Directions
Check every line of the data for the string "label" and copy the ones that have it.
--- Records ---
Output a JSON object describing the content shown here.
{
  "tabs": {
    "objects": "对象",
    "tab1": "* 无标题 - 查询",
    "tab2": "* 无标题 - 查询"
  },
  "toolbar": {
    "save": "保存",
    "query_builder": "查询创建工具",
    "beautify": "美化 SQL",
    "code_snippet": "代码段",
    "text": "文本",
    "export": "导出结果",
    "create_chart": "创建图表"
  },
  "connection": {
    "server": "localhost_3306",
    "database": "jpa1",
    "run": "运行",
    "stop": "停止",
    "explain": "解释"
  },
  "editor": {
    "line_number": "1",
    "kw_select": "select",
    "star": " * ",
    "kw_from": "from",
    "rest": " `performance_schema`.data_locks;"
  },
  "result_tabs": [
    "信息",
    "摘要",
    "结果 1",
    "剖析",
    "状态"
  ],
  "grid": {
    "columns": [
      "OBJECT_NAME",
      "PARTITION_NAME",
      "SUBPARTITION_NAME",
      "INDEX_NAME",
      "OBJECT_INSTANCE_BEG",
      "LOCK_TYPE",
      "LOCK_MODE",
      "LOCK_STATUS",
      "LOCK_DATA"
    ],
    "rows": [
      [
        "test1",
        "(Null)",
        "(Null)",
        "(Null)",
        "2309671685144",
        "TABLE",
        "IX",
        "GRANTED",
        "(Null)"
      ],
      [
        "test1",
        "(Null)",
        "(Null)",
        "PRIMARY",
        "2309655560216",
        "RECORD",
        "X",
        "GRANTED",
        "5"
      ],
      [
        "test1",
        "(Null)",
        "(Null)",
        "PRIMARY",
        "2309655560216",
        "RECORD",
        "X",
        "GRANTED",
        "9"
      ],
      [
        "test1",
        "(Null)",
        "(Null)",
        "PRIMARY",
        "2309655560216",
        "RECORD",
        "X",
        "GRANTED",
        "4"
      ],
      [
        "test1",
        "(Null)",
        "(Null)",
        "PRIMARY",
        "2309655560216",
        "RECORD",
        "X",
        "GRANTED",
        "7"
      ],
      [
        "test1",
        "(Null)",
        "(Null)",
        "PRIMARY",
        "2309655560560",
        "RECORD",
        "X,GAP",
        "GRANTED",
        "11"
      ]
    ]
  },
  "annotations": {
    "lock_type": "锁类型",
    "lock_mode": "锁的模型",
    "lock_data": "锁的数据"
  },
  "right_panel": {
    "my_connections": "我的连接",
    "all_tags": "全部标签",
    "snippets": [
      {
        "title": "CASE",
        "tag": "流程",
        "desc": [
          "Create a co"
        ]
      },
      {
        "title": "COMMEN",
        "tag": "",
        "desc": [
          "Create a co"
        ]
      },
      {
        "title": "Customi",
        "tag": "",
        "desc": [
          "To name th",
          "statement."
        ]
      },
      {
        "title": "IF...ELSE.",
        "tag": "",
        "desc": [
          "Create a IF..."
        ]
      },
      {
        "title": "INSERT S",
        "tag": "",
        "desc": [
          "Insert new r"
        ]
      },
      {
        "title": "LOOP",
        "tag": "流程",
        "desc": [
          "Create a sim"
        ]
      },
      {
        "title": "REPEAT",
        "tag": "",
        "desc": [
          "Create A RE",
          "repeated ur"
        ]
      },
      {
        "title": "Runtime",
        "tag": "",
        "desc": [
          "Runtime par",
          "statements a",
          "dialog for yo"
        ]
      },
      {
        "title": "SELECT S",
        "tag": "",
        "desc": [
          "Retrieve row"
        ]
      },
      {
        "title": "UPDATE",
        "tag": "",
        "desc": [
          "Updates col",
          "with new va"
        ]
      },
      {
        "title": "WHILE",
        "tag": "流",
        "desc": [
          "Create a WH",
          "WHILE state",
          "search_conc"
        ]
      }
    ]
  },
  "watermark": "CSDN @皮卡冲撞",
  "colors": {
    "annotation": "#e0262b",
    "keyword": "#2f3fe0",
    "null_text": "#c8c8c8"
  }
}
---
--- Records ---
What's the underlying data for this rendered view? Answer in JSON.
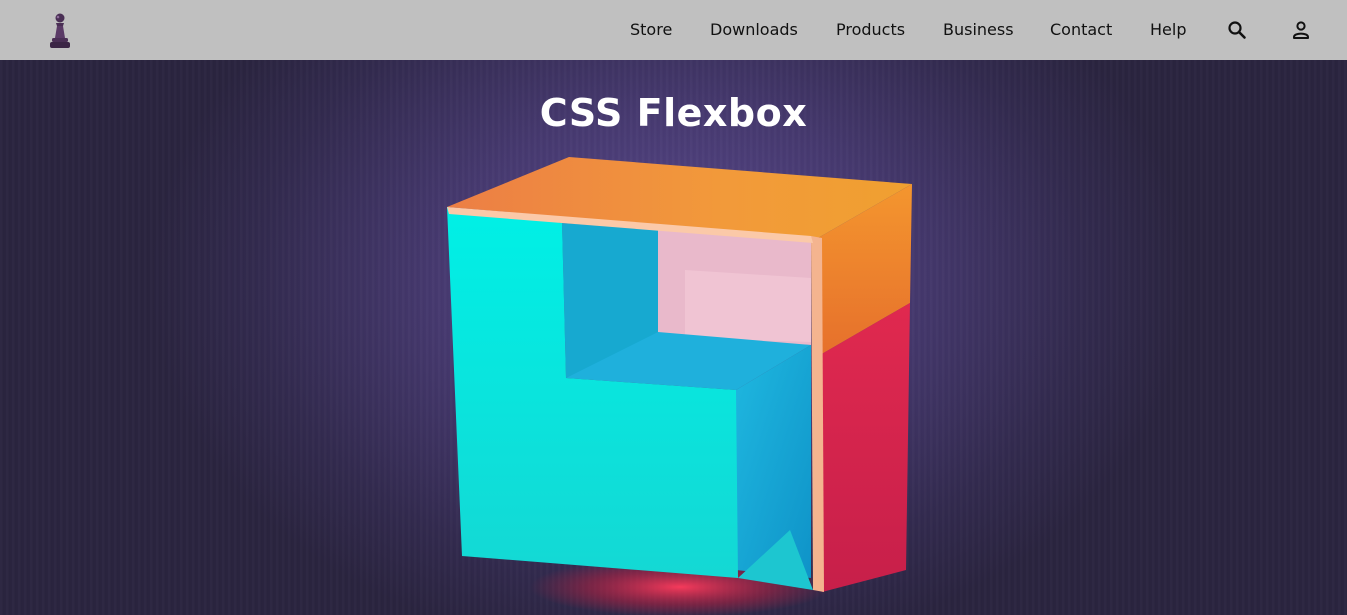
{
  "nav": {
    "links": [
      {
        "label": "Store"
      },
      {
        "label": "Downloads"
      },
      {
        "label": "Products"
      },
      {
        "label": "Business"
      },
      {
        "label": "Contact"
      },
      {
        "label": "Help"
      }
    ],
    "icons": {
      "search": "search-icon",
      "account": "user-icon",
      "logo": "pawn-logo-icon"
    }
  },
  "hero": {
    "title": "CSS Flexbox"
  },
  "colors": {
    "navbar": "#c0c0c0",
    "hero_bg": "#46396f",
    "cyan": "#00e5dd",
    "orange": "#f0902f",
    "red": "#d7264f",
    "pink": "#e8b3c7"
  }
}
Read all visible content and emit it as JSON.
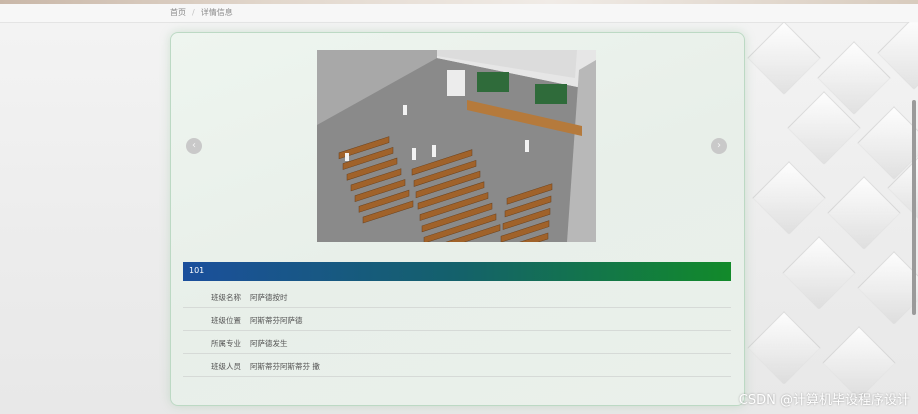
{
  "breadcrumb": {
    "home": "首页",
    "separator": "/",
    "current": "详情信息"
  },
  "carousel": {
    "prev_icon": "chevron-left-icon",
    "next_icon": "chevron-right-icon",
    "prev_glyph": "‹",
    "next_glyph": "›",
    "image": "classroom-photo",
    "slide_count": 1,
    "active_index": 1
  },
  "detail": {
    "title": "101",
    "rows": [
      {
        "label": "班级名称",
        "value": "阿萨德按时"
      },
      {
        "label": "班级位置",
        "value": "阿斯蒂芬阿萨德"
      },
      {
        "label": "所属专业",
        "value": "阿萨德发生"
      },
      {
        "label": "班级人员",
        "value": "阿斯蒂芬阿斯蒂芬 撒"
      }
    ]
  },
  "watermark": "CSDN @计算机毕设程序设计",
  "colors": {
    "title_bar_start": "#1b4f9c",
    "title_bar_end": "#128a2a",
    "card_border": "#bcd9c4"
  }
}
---
Result for this exercise
        "label": "Store"
        "label": "Downloads"
        "label": "Products"
        "label": "Business"
        "label": "Contact"
        "label": "Help"
        "label": "班级名称",
        "label": "班级位置",
        "label": "所属专业",
        "label": "班级人员",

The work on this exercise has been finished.